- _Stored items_
◇ ◇ ◇ ◇ ◇ ◇ ◇
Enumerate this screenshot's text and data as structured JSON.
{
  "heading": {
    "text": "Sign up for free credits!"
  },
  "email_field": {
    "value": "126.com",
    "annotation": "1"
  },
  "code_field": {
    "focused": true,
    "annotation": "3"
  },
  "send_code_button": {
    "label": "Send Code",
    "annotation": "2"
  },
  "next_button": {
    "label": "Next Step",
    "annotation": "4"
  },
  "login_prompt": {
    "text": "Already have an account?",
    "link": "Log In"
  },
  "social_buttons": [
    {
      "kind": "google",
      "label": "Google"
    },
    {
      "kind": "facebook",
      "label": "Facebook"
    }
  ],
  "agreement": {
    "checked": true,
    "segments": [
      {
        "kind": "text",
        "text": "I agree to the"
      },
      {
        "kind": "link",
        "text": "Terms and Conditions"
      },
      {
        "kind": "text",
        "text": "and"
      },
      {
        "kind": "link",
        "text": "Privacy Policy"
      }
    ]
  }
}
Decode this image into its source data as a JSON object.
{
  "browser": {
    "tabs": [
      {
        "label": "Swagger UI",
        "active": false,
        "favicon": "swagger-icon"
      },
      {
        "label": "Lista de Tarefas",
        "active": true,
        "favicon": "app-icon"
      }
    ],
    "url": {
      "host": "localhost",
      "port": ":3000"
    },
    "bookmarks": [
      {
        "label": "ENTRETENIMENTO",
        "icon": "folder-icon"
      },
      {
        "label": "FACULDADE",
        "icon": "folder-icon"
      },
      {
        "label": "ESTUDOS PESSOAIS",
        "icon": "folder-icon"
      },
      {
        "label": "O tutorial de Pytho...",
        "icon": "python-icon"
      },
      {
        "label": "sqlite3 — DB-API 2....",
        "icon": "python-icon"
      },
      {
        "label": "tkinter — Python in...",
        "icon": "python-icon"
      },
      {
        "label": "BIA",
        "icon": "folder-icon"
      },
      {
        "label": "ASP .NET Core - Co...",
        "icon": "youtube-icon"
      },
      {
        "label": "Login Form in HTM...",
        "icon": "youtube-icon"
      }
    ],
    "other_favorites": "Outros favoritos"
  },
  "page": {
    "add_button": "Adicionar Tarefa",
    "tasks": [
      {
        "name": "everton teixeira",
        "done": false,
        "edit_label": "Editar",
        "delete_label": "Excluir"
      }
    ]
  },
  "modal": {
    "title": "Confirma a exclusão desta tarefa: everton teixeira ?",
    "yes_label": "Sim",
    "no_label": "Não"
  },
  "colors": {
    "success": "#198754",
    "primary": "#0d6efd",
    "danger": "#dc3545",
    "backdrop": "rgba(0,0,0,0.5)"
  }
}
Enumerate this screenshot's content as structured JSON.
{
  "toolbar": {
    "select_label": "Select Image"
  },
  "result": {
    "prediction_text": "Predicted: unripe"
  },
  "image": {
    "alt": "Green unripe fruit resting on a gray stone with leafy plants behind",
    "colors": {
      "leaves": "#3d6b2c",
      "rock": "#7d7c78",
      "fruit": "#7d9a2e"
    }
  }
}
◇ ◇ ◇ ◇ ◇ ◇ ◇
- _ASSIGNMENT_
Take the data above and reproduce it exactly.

- _ANSWER FOR THE TASK_
Enumerate this screenshot's text and data as structured JSON.
{
  "heading": {
    "text": "Sign up for free credits!"
  },
  "email_field": {
    "value": "126.com",
    "annotation": "1"
  },
  "code_field": {
    "focused": true,
    "annotation": "3"
  },
  "send_code_button": {
    "label": "Send Code",
    "annotation": "2"
  },
  "next_button": {
    "label": "Next Step",
    "annotation": "4"
  },
  "login_prompt": {
    "text": "Already have an account?",
    "link": "Log In"
  },
  "social_buttons": [
    {
      "kind": "google",
      "label": "Google"
    },
    {
      "kind": "facebook",
      "label": "Facebook"
    }
  ],
  "agreement": {
    "checked": true,
    "segments": [
      {
        "kind": "text",
        "text": "I agree to the"
      },
      {
        "kind": "link",
        "text": "Terms and Conditions"
      },
      {
        "kind": "text",
        "text": "and"
      },
      {
        "kind": "link",
        "text": "Privacy Policy"
      }
    ]
  }
}
Decode this image into its source data as a JSON object.
{
  "browser": {
    "tabs": [
      {
        "label": "Swagger UI",
        "active": false,
        "favicon": "swagger-icon"
      },
      {
        "label": "Lista de Tarefas",
        "active": true,
        "favicon": "app-icon"
      }
    ],
    "url": {
      "host": "localhost",
      "port": ":3000"
    },
    "bookmarks": [
      {
        "label": "ENTRETENIMENTO",
        "icon": "folder-icon"
      },
      {
        "label": "FACULDADE",
        "icon": "folder-icon"
      },
      {
        "label": "ESTUDOS PESSOAIS",
        "icon": "folder-icon"
      },
      {
        "label": "O tutorial de Pytho...",
        "icon": "python-icon"
      },
      {
        "label": "sqlite3 — DB-API 2....",
        "icon": "python-icon"
      },
      {
        "label": "tkinter — Python in...",
        "icon": "python-icon"
      },
      {
        "label": "BIA",
        "icon": "folder-icon"
      },
      {
        "label": "ASP .NET Core - Co...",
        "icon": "youtube-icon"
      },
      {
        "label": "Login Form in HTM...",
        "icon": "youtube-icon"
      }
    ],
    "other_favorites": "Outros favoritos"
  },
  "page": {
    "add_button": "Adicionar Tarefa",
    "tasks": [
      {
        "name": "everton teixeira",
        "done": false,
        "edit_label": "Editar",
        "delete_label": "Excluir"
      }
    ]
  },
  "modal": {
    "title": "Confirma a exclusão desta tarefa: everton teixeira ?",
    "yes_label": "Sim",
    "no_label": "Não"
  },
  "colors": {
    "success": "#198754",
    "primary": "#0d6efd",
    "danger": "#dc3545",
    "backdrop": "rgba(0,0,0,0.5)"
  }
}
Enumerate this screenshot's content as structured JSON.
{
  "toolbar": {
    "select_label": "Select Image"
  },
  "result": {
    "prediction_text": "Predicted: unripe"
  },
  "image": {
    "alt": "Green unripe fruit resting on a gray stone with leafy plants behind",
    "colors": {
      "leaves": "#3d6b2c",
      "rock": "#7d7c78",
      "fruit": "#7d9a2e"
    }
  }
}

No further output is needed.